Reaching that moment in her spiritual life had been a lengthy and circuitous journey for Shuval-Weiner, who had been raised in a traditionally observant home and had attended a Conservative synagogue where the ordination of women was unheard of. It was only as an adult, after she had embarked on a career as a Jewish educator in a Reform temple, that Shuval-Weiner first became aware of the possibility of becoming a member of the clergy.
Another 18 years would pass before she finally entered the seminary. By the time she finally became a rabbi, Shuval-Weiner had been married for almost a decade and a half and was raising five children.
Today, as she begins her eighth year at Temple Beth Tikvah, the rabbi believes that the material experience of nurturing a family and that of guiding the life of a growing synagogue complement one another.
“Much like when we are raising our young and engaging in that audacious responsibility, I think of the journey of the Jewish people, the journey of humanity, really,” she said, which is “largely a manifestation of what it means to raise a human being. And I try and bring that to my rabbinate.”
Shuval-Weiner currently serves as the first female president of the Atlanta Rabbinical Association and, in 2020, was the chairperson for the national convention of the Central Conference of America Rabbis — the world’s largest rabbinic association — about half of whose members are women.

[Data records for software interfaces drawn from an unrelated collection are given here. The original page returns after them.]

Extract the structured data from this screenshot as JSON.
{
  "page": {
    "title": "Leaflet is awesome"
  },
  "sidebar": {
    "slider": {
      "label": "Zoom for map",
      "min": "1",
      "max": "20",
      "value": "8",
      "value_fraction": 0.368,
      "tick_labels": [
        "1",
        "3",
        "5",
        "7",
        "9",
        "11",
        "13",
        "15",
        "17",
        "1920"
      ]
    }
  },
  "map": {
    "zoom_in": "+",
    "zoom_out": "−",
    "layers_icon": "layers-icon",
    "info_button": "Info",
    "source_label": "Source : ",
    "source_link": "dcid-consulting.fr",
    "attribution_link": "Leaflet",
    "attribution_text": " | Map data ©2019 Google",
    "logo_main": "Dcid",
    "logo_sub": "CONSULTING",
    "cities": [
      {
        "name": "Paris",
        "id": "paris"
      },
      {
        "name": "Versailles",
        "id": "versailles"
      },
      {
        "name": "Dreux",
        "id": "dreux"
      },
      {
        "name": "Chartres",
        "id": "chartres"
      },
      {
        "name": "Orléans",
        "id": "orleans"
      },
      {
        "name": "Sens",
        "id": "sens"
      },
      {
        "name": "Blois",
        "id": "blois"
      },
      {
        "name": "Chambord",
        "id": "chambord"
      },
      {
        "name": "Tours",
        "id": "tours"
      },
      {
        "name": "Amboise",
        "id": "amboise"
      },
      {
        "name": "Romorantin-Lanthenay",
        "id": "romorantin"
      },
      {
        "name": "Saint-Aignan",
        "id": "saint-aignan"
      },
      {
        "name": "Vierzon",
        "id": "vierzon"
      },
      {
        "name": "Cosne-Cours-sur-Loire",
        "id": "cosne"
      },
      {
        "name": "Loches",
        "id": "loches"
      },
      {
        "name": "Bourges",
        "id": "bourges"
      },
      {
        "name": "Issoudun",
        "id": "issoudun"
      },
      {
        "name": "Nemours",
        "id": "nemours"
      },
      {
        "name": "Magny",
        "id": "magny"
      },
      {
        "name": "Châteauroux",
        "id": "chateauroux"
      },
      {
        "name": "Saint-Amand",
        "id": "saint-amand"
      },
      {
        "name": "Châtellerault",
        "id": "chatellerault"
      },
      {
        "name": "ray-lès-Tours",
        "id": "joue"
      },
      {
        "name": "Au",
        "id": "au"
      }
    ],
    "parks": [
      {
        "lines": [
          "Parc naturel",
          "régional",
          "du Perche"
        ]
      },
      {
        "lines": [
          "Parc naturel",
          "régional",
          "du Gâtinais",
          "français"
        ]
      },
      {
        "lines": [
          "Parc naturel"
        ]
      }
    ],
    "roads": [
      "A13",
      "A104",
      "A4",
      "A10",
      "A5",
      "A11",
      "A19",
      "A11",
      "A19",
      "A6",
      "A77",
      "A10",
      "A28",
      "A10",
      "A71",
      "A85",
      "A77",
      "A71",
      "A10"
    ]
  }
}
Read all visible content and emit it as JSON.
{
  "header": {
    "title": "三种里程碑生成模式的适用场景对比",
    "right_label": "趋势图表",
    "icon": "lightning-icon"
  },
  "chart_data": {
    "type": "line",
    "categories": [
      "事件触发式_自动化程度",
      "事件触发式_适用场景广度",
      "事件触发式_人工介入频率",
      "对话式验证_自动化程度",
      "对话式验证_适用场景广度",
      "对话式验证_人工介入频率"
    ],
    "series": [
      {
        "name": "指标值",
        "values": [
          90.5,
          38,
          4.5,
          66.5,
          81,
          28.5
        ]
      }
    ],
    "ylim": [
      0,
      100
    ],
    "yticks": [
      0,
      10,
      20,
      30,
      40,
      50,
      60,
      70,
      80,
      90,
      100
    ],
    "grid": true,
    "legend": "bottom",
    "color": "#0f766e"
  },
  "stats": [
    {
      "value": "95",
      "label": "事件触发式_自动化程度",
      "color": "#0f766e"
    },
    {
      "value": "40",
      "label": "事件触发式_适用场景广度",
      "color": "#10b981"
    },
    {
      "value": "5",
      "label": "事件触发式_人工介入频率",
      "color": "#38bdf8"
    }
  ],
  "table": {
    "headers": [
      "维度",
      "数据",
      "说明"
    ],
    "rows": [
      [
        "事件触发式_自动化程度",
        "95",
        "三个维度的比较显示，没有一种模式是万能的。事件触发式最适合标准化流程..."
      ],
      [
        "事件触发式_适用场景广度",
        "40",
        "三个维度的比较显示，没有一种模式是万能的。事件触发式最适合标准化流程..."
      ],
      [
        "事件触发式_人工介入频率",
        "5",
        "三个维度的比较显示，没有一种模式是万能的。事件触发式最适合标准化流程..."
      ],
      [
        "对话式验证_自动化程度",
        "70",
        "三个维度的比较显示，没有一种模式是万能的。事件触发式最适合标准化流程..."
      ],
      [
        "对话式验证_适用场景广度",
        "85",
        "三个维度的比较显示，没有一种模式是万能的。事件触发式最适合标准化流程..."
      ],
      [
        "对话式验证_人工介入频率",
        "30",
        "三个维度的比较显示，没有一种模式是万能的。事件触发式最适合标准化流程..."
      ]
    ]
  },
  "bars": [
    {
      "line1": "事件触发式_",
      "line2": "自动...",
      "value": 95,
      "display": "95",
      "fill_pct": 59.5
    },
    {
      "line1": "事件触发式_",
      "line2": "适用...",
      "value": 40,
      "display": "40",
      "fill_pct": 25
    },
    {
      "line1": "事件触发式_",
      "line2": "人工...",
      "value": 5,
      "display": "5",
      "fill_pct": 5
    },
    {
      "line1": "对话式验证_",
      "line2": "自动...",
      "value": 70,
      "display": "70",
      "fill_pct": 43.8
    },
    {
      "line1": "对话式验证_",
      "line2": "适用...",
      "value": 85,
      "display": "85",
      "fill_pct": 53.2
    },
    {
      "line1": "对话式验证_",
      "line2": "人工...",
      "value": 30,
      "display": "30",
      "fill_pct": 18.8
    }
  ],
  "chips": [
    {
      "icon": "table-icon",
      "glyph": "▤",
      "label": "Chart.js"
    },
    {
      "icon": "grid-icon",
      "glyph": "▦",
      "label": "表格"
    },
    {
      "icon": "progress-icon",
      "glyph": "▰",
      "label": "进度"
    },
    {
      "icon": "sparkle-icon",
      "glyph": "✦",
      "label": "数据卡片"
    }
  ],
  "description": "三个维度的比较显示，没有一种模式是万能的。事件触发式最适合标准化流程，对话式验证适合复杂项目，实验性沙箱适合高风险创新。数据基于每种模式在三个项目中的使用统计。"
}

There are now over 1,200 female rabbis representing almost all branches of Judaism. Two female rabbis who serve the community in Atlanta were ordained by the Open Orthodox seminary Yeshivat Maharat in the Bronx, New York. One is Miriam Udel, who was recently tapped to head the Tam Center for Jewish Studies at Emory University; the second, Rabba Melissa Scholten-Gutierrez, works with the Jewish Federation of Greater Atlanta.
For those women leading the way in the rabbinate, life has not always been easy. Pioneers like Priesand often faced a hostile professional environment. (Priesand was the last in her class to get a job offer.) For seven years, she served as an assistant rabbi at Manhattan’s Stephen Wise Free Synagogue, a socially and politically liberal congregation in Greenwich Village. She finally became the senior rabbi at a congregation not far from the New Jersey shore, where she remained for 25 years.
Her example continues to inspire new generations of Jewish youth. Last month, a children’s book, “Sally Opened Doors: The Story of the First Woman Rabbi,” was published. Aimed at first- and second-grade students, the third book by Sandy Sasso about courageous women from Jewish history tells the story of how Priesand opened doors for women to participate fully in Jewish life.
- Senior Living
- Bob Bahr
- Rabbi Sally Priesand
- Rabbi Alexandra Shuval-Weiner
- Reform Judaism
- hebrew union college
- Children's Books
- Sally Opened Doors
- Stephen Wise Free Synagogue
- Miriam Udel
- Rabbi Melissa Schotten-Gutierrez
- Tam Institute of Jewish Studies
- Emory University
- jewish federation of greater atlanta
- Yeshivat Maharat
- women rabbis
- Rabbi Nelson Glueck
- temple beth tikvah
- Pine Street Temple where
- Atlanta Rabbinical Association
- Central Conference of America Rabbis
- Greenwich Village